Rapid urbanisation and heavy rain mean the number of encounters between snakes and humans in Bangkok are increasing.
Pinyo Pukpinyo’s job is not for the faint hearted – he’s Bangkok’s number one snake catcher.
The Thai firefighter has been doing the job for 16 years and with the number of call-outs rising every year, his services are in high demand.
Already, the force has responded to more than 22,000 snake intrusions this year, and the latest is a 53 year old man who has called to say a python is eating his chickens.
With no trace of fear, Pinyo enters the coup to find the culprit curled up behind a pot.
A big bulge in its belly shows it has swallowed a chick whole.
The owner watches behind the safety of a wall of chicken wire as Pinyo, 50, inspects the python which hisses and lunges for his hand.
“It’s small, just a baby” he tells us unperturbed, before quickly grabbing it by the tail and deftly putting it in a bag to be taken to the fire station.
In just one day this year Pinyo received a record 100 calls.
Thailand, June 27. Bangkok firefighters spend more time catching snakes than putting out fires, with more than 100 snake encroachments a day in recent months, compared to just one or two fires, data from the city's fire and rescue department shows
Bangkok firefighters often spend more time catching snakes than putting out fires
Rapid urbanisation and heavy rain mean encounters are common in Bangkok, with residents reporting snakes hiding under houses, on roofs and even in toilets.
In 2018, city authorities received more than 37,000 snake call-outs, an 8% increase from the year before.
“About 70% are pythons,” Pinyo says, “The biggest [I’ve found] was around five metres long.”
“Can that kill you?” I ask.
“Yes, it can wrap itself around your body.”
The snakes are kept at the fire station until they can be released into the forest
Pinyo Pukpinyo keeps the snake cages clean, watched by one of the ‘inmates’
There are approximately 200 species of snake in Thailand and around 60 are venomous.
A scar running along the length of Pinyo’s hand is a reminder of how dangerous some can be.
The skin rotted away after he was bitten by a venomous king cobra during his training.

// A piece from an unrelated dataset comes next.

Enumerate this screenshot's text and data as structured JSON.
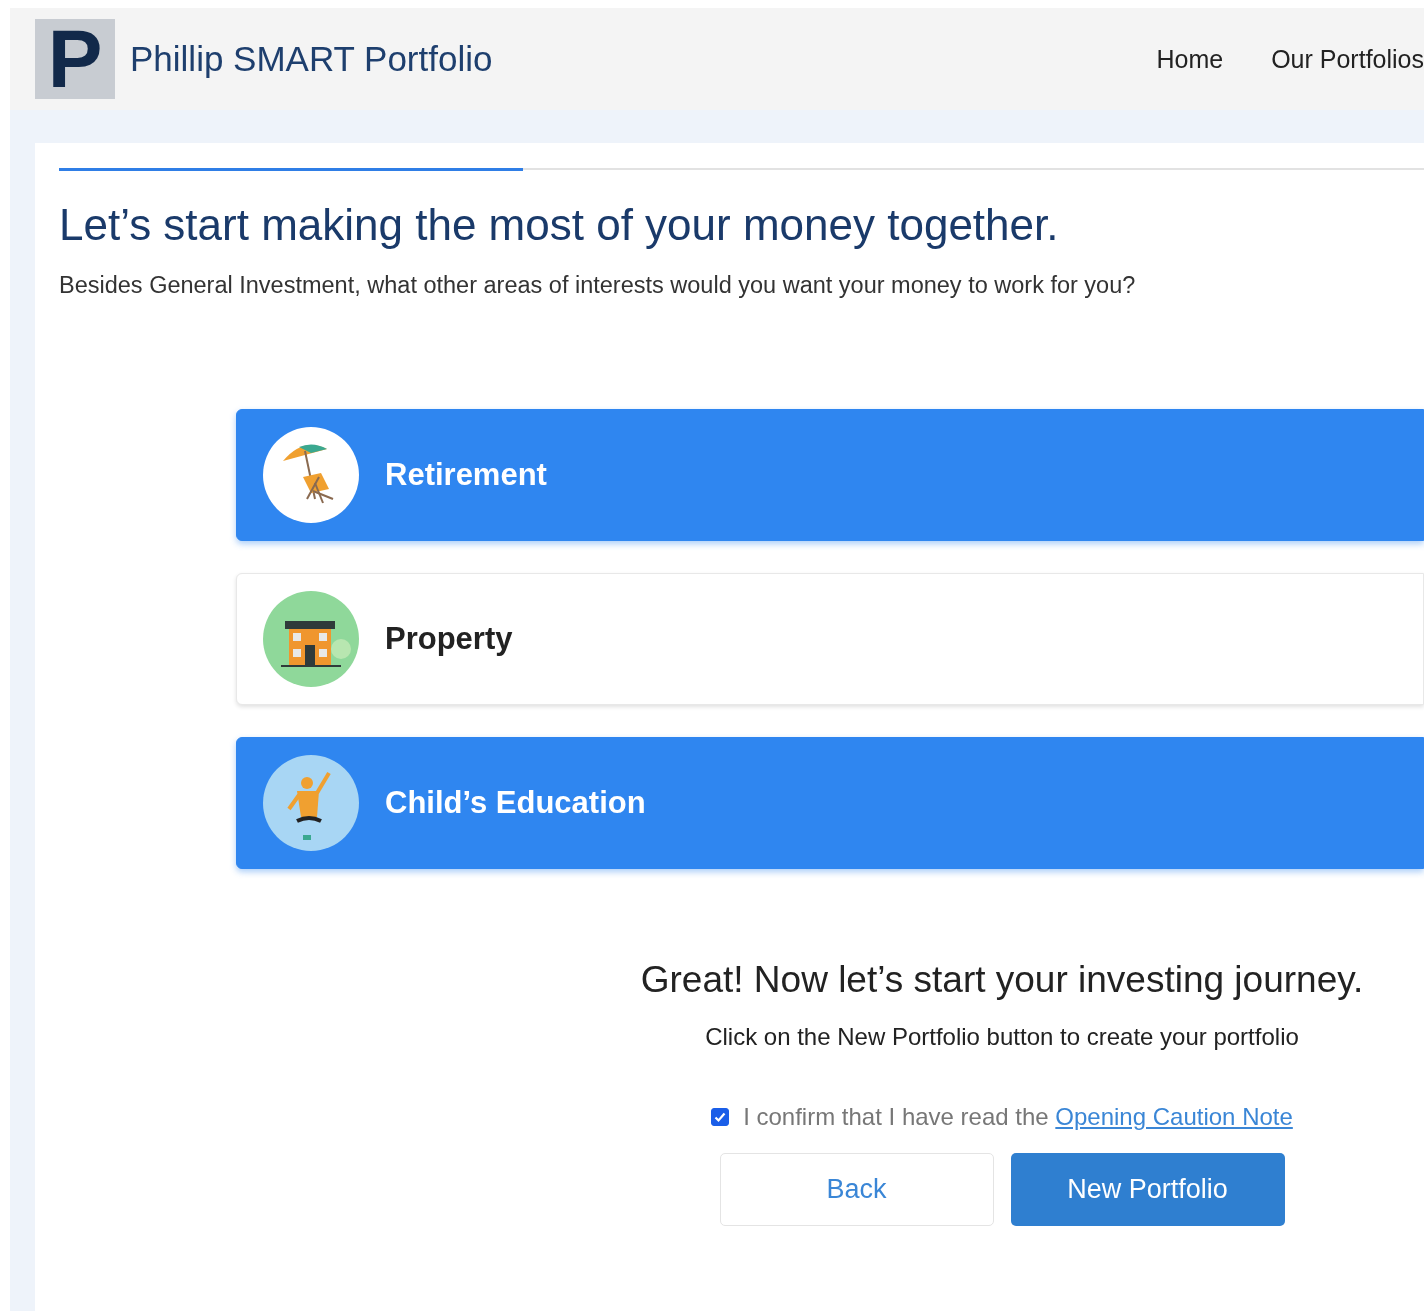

Despite this he says people shouldn’t be afraid, adding: “A snake will only attack if it’s scared or we go near it but if we stay away most snakes will try to escape. Most are scared of humans.”
During the morning, he rescues a 2.5 metre python stuck in a net, a bright green snake hanging in a wardrobe and a one hiding under some pot plants.

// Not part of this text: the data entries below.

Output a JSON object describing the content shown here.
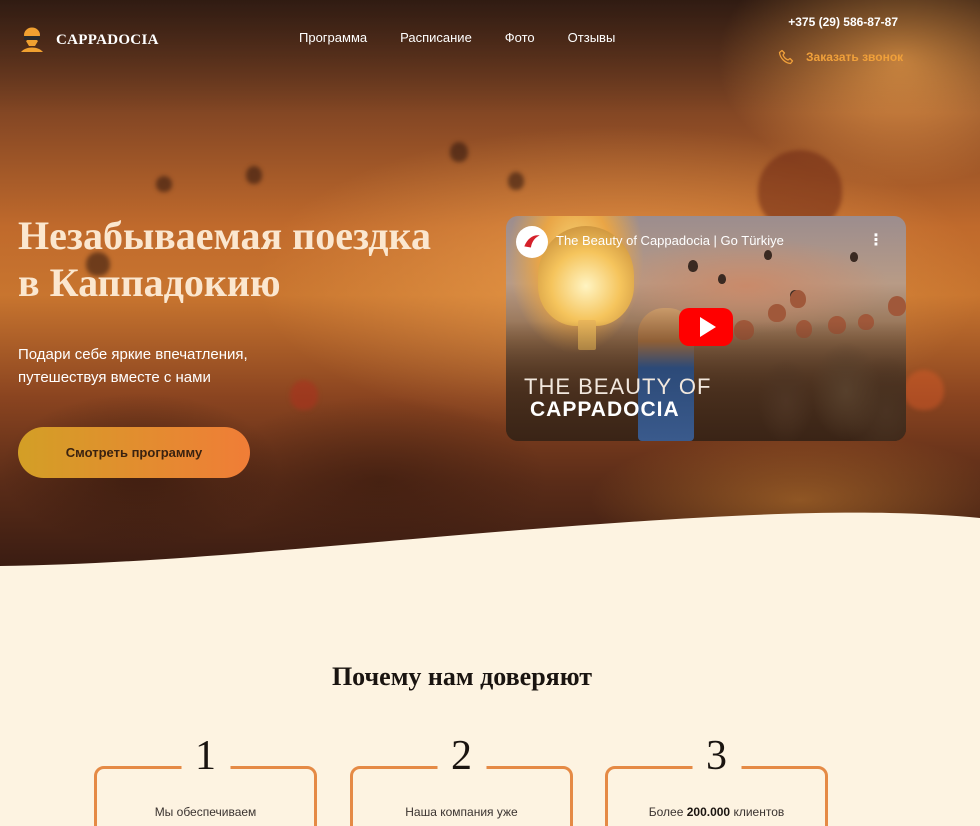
{
  "header": {
    "logo_text": "CAPPADOCIA",
    "nav": [
      "Программа",
      "Расписание",
      "Фото",
      "Отзывы"
    ],
    "phone": "+375 (29) 586-87-87",
    "callback_label": "Заказать звонок"
  },
  "hero": {
    "title_line1": "Незабываемая поездка",
    "title_line2": "в Каппадокию",
    "subtitle_line1": "Подари себе яркие впечатления,",
    "subtitle_line2": "путешествуя вместе с нами",
    "cta_label": "Смотреть программу"
  },
  "video": {
    "title": "The Beauty of Cappadocia | Go Türkiye",
    "menu_glyph": "⋮",
    "overlay_line1": "THE BEAUTY OF",
    "overlay_line2": "CAPPADOCIA"
  },
  "why": {
    "title": "Почему нам доверяют",
    "cards": [
      {
        "num": "1",
        "text": "Мы обеспечиваем"
      },
      {
        "num": "2",
        "text": "Наша компания уже"
      },
      {
        "num": "3",
        "text_pre": "Более ",
        "text_bold": "200.000",
        "text_post": " клиентов"
      }
    ]
  },
  "colors": {
    "accent_orange": "#e58a45",
    "cta_gradient_start": "#d39f26",
    "cta_gradient_end": "#f07d37",
    "callback_color": "#f0a03a",
    "section_bg": "#fdf3e1"
  },
  "icons": {
    "logo": "balloon-logo-icon",
    "callback": "phone-icon",
    "play": "youtube-play-icon"
  }
}
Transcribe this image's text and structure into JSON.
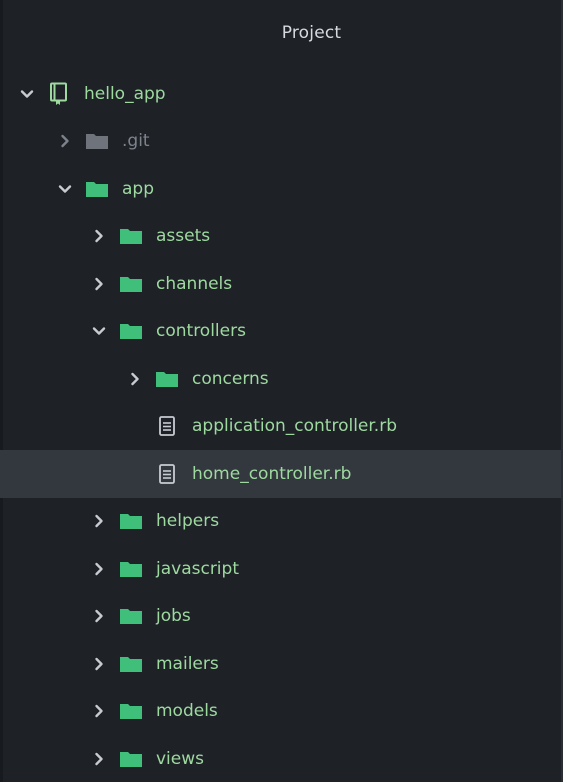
{
  "panel": {
    "title": "Project"
  },
  "colors": {
    "background": "#1e2227",
    "selected_row": "#33373e",
    "folder_green": "#3fbf7a",
    "folder_gray": "#6f747c",
    "text_green": "#9ed9a0",
    "text_muted": "#7d838c"
  },
  "tree": [
    {
      "label": "hello_app",
      "type": "repo",
      "state": "expanded",
      "depth": 0,
      "icon": "repo-icon"
    },
    {
      "label": ".git",
      "type": "folder",
      "state": "collapsed",
      "depth": 1,
      "icon": "folder-icon",
      "muted": true
    },
    {
      "label": "app",
      "type": "folder",
      "state": "expanded",
      "depth": 1,
      "icon": "folder-icon"
    },
    {
      "label": "assets",
      "type": "folder",
      "state": "collapsed",
      "depth": 2,
      "icon": "folder-icon"
    },
    {
      "label": "channels",
      "type": "folder",
      "state": "collapsed",
      "depth": 2,
      "icon": "folder-icon"
    },
    {
      "label": "controllers",
      "type": "folder",
      "state": "expanded",
      "depth": 2,
      "icon": "folder-icon"
    },
    {
      "label": "concerns",
      "type": "folder",
      "state": "collapsed",
      "depth": 3,
      "icon": "folder-icon"
    },
    {
      "label": "application_controller.rb",
      "type": "file",
      "depth": 3,
      "icon": "file-icon"
    },
    {
      "label": "home_controller.rb",
      "type": "file",
      "depth": 3,
      "icon": "file-icon",
      "selected": true
    },
    {
      "label": "helpers",
      "type": "folder",
      "state": "collapsed",
      "depth": 2,
      "icon": "folder-icon"
    },
    {
      "label": "javascript",
      "type": "folder",
      "state": "collapsed",
      "depth": 2,
      "icon": "folder-icon"
    },
    {
      "label": "jobs",
      "type": "folder",
      "state": "collapsed",
      "depth": 2,
      "icon": "folder-icon"
    },
    {
      "label": "mailers",
      "type": "folder",
      "state": "collapsed",
      "depth": 2,
      "icon": "folder-icon"
    },
    {
      "label": "models",
      "type": "folder",
      "state": "collapsed",
      "depth": 2,
      "icon": "folder-icon"
    },
    {
      "label": "views",
      "type": "folder",
      "state": "collapsed",
      "depth": 2,
      "icon": "folder-icon"
    }
  ]
}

All of the snakes are brought back to the fire station where they are kept before being given to the authorities who release them back into the forest.
Among those waiting to be freed are four massive pythons caught in the city.
One of them is seven metres long and strikes at the camera as we go near.
Undaunted by its size, Pinyo is calm as he holds it gently while it wraps itself around his leg and waist.
But he believes the high numbers are positive because in the past people may have just killed the snakes they found but now they are being safely removed and released.
It’s a rewarding sight for this snake wrangler as he and his team work to protect the humans and beasts of Bangkok.